## The task
In the entries below, find each line bearing the string "structured" and copy it.

## Records from a dataset
Content starts

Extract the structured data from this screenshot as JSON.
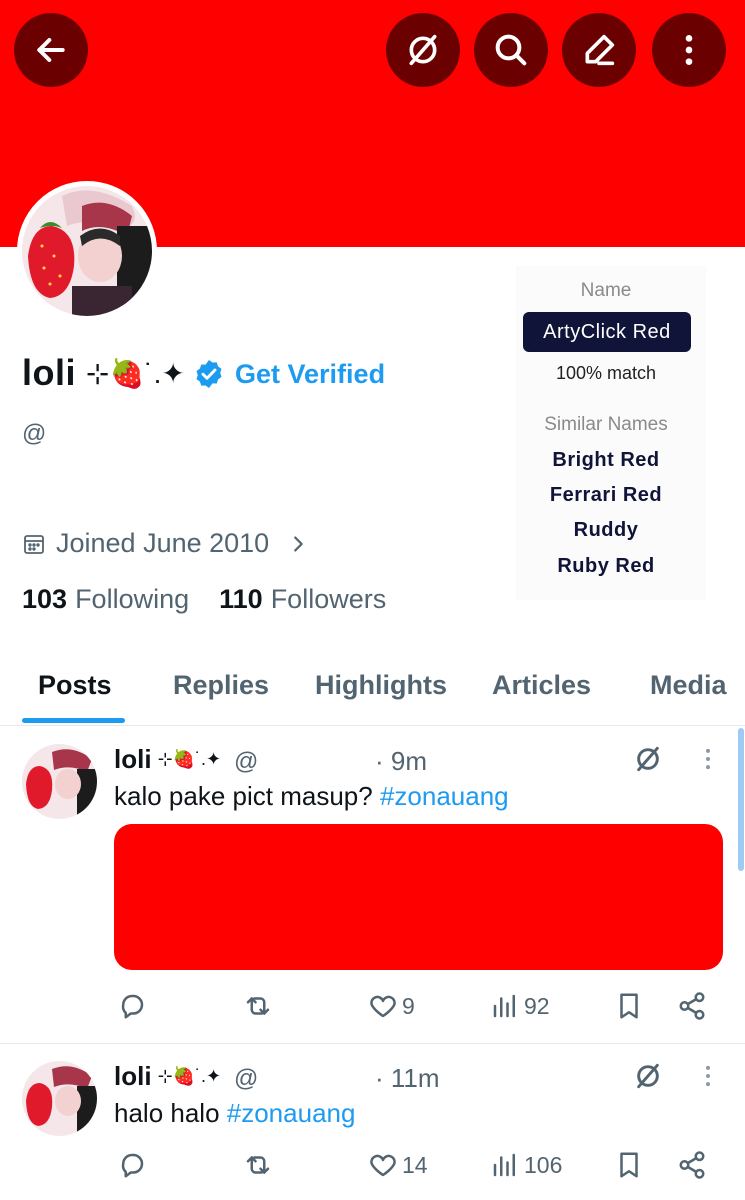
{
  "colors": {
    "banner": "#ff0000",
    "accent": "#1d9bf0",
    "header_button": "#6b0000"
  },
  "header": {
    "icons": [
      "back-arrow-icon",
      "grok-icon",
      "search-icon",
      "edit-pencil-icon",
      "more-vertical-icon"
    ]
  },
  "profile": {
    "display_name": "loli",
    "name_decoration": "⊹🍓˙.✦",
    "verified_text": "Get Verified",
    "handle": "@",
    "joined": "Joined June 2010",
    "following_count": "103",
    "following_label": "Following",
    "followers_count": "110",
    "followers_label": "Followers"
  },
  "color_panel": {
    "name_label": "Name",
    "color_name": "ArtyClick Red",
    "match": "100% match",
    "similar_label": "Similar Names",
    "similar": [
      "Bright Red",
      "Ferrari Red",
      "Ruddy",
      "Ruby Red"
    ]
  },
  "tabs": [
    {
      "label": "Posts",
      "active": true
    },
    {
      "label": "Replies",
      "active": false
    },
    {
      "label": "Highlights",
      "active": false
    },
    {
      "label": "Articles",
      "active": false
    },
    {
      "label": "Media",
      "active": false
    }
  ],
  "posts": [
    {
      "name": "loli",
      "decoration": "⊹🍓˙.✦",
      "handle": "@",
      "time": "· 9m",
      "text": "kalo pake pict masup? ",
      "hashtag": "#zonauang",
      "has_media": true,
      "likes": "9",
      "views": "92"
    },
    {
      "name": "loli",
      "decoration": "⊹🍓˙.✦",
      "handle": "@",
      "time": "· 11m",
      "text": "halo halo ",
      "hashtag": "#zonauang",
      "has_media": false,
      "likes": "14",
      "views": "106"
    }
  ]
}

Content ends
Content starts

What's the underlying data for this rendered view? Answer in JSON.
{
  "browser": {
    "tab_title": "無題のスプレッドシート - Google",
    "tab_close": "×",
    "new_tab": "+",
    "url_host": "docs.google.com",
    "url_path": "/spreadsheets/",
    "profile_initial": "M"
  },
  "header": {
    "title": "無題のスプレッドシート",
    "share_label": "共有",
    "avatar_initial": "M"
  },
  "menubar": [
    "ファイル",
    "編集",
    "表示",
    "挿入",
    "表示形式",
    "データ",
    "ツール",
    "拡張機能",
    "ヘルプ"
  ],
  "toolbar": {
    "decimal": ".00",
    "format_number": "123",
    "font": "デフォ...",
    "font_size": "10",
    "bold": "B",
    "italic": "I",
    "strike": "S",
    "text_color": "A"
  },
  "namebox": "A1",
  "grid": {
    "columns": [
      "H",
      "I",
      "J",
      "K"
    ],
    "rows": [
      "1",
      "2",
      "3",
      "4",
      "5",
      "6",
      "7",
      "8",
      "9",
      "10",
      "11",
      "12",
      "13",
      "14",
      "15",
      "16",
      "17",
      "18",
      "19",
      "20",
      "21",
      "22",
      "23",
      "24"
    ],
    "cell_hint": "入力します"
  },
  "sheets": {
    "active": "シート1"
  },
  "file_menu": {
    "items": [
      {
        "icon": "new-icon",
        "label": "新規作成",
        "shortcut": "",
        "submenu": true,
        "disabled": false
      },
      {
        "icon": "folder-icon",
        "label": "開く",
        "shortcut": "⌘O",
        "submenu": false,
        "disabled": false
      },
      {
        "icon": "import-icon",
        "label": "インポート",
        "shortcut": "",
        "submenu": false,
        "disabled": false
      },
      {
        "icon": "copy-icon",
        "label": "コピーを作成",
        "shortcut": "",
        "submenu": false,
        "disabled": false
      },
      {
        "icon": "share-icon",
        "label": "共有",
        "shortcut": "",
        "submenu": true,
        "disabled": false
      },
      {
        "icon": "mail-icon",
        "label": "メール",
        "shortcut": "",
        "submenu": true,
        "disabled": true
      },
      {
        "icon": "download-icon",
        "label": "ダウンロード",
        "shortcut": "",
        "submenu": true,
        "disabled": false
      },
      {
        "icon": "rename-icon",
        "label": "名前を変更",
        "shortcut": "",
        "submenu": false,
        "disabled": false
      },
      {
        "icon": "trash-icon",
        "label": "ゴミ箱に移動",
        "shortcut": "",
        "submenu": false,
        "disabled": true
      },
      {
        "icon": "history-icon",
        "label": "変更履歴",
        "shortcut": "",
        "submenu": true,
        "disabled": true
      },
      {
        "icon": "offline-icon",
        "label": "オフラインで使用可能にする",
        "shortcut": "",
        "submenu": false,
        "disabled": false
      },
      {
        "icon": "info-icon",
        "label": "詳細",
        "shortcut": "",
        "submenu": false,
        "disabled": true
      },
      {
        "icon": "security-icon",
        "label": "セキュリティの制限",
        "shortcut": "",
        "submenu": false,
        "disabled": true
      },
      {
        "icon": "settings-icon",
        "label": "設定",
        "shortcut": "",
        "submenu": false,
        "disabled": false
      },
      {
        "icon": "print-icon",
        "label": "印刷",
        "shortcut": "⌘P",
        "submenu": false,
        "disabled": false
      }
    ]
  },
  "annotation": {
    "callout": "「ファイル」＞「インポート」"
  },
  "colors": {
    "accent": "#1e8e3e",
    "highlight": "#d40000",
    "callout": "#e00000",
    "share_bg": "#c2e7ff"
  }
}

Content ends
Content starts

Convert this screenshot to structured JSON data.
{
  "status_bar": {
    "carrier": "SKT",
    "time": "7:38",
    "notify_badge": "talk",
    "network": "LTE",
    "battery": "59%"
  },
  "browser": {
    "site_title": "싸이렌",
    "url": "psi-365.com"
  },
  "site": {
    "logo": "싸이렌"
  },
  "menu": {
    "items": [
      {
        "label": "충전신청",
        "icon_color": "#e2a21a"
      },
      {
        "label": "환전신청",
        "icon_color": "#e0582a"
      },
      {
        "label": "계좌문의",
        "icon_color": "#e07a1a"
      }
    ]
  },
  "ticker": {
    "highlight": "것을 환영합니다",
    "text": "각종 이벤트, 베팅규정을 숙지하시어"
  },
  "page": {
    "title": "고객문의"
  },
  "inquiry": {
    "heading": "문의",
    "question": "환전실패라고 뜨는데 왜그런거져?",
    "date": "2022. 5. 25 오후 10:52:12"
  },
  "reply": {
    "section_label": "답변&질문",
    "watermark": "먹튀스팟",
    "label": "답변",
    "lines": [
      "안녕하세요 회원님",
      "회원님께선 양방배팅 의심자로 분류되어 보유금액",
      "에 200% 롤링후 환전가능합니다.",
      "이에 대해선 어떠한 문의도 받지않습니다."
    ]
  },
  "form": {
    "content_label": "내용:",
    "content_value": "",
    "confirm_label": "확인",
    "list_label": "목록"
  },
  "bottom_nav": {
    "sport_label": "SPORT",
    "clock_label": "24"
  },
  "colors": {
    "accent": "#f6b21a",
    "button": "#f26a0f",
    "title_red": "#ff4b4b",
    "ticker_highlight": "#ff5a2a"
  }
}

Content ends

## Answer box
Extract the structured data from this screenshot as JSON.
Convert this screenshot to structured JSON data.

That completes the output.